Q. How did the word “orthodontia” originate?
A. From Latin roots meaning “straight” and “teeth”

Q. Teeth are anchored in bone. How is it possible to move them?
A. Living bone is not unchanging. The bone, ligament, and the outer layer of a tooth's root (called cementum) react to the stresses of biting and chewing. Due to this stimulation the bone is constantly being resorbed (broken down) and rebuilt as it is pushed from one side of a tooth and pulled from the other. Under normal conditions, there is a balance resulting in a steady state. Orthodontia takes advantage of this process to slowly change the teeth's position in the desired way.

Q. My dentist talks about the periodontal ligament. What does this mean?
A. The ligament is a fibrous tissue that connects the teeth to their bone and takes part in the dynamic process of resorption and rebuilding of the bone.

Q. What kinds of conditions can orthodontia correct?
A. Treatment can improve the teeth's position and relations to each other (being too crowded or badly spaced) and the way the upper and lower jaws relate.

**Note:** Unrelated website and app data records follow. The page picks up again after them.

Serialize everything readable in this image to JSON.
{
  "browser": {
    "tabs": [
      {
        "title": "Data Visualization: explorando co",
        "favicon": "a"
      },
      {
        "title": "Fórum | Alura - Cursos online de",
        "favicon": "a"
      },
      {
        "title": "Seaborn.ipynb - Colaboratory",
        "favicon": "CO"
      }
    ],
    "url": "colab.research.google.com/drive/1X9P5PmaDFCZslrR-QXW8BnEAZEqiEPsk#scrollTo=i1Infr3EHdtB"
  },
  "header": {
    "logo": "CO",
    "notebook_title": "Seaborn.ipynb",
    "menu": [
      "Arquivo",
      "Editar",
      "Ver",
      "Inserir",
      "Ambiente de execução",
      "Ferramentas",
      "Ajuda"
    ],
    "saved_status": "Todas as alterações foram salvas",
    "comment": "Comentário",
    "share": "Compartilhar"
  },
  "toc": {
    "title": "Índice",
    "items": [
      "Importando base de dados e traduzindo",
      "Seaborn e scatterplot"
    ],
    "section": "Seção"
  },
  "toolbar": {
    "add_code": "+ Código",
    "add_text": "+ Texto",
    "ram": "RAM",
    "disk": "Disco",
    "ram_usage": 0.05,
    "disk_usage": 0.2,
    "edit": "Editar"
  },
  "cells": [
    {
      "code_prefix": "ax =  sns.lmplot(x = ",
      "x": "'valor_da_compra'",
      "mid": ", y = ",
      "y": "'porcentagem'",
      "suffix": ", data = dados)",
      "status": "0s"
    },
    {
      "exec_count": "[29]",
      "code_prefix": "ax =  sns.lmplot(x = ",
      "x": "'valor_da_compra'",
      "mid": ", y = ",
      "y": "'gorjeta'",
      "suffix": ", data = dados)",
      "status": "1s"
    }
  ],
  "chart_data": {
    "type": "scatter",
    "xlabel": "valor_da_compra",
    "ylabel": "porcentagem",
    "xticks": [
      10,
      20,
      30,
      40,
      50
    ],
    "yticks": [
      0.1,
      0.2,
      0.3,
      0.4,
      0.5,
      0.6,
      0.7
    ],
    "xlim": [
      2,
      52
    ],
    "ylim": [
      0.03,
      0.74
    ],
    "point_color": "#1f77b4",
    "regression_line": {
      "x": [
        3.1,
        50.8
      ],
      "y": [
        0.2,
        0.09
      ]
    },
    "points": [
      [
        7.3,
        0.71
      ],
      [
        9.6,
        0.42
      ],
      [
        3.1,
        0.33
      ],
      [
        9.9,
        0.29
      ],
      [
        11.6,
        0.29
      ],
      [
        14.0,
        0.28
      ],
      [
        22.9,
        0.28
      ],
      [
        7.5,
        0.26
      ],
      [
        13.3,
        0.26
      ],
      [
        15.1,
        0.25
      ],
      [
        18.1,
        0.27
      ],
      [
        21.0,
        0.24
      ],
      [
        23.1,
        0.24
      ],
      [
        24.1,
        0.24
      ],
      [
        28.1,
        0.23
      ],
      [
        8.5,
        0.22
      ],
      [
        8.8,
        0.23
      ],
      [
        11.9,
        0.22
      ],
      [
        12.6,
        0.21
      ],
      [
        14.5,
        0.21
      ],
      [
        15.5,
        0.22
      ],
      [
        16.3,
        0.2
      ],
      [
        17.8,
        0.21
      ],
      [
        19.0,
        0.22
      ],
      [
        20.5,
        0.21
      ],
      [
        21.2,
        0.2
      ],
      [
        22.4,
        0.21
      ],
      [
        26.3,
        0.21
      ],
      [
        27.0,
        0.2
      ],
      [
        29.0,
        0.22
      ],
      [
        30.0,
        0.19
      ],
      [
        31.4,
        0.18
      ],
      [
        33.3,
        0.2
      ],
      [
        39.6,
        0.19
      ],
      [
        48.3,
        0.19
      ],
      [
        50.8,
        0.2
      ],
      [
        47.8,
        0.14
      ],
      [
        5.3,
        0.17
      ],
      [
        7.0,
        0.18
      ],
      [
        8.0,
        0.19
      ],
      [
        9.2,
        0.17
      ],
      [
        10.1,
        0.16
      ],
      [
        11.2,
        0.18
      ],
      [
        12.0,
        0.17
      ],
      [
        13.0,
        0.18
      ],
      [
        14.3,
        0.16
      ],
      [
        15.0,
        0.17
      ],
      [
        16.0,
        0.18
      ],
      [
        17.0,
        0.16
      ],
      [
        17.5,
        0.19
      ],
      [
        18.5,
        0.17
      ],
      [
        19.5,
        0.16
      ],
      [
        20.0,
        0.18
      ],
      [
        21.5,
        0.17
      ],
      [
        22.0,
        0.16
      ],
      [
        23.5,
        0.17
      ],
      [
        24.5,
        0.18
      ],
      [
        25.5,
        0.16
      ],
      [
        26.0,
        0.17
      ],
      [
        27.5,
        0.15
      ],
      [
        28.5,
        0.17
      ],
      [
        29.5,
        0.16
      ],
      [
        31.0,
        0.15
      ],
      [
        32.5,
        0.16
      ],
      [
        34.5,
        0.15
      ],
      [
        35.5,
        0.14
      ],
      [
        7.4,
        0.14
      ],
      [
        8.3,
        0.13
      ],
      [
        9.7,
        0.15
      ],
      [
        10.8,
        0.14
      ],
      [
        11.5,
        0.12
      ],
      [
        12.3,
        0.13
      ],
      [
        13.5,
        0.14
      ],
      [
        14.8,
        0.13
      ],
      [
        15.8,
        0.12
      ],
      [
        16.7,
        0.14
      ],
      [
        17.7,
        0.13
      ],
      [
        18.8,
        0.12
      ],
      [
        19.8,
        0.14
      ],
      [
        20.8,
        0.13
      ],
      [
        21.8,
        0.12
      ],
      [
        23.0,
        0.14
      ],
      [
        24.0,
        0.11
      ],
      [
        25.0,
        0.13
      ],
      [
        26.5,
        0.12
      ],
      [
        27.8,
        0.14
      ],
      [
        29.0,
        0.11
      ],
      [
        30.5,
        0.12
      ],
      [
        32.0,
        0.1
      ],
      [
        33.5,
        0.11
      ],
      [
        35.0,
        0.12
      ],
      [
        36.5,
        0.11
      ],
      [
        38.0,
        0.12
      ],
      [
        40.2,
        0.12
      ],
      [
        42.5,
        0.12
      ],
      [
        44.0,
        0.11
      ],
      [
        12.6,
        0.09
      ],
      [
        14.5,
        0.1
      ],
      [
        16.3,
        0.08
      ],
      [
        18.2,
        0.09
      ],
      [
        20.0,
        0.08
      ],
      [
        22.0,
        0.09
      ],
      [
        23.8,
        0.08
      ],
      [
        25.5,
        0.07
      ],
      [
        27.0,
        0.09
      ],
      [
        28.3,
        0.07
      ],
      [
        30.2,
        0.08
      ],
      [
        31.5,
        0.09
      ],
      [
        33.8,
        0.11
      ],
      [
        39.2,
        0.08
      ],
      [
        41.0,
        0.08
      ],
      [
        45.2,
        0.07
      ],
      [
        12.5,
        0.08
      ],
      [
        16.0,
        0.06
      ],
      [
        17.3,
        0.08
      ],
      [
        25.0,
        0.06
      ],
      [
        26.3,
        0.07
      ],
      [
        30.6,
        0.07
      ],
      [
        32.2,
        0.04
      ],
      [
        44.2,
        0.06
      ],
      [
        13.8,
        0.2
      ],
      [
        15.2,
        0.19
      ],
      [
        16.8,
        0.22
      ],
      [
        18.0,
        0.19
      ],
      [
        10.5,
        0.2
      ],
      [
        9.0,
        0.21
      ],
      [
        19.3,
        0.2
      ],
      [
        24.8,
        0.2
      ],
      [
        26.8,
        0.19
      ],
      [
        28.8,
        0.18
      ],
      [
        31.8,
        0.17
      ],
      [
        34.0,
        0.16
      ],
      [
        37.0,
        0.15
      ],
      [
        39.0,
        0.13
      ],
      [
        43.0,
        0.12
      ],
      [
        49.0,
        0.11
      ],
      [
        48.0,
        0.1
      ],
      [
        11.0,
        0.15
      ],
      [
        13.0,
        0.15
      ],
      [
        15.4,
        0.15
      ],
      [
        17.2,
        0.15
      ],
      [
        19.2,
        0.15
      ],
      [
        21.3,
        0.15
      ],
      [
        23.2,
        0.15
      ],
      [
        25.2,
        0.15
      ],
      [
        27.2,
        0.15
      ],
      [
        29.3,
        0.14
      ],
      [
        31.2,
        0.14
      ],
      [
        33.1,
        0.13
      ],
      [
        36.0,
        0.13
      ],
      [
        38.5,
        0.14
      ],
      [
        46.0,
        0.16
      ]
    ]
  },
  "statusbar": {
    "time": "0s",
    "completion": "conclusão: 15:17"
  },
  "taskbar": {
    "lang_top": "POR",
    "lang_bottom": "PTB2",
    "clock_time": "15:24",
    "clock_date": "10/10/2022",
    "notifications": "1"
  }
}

It can enhance the appearance of a person's teeth and face, and can also improve the teeth's function in biting and chewing.

Q. What is the best first step to orthodontic treatment?
A. Talk to your general dentist about your concerns. If you are referred to an orthodontist, the next step is to assess your situation using molds of your teeth that show the way the upper and lower teeth meet (your bite). Special x-rays will be taken to show the locations of your teeth and relation of your upper and lower jaw. Your dental team may also use photographs of your smile and computer imaging to get a clear view of how your teeth are now and how they may be moved.

Q. What are some of the methods of treatment?
A. In the traditional method, small metal brackets are attached to the crowns of the teeth. Thin wires, called arch wires, are strung through attachments on the brackets. These wires are used to apply controlled force to direct the teeth in the desired direction. Another method is to use removable clear plastic aligners. A series of aligners is designed by a computer, to be changed from one to the next as the positions of the teeth slowly change.

Contact us today to schedule an appointment to discuss your questions about braces and orthodontia. You can also learn more by reading the Dear Doctor magazine articles “Moving Teeth with Orthodontics” and “The Magic of Orthodontics.”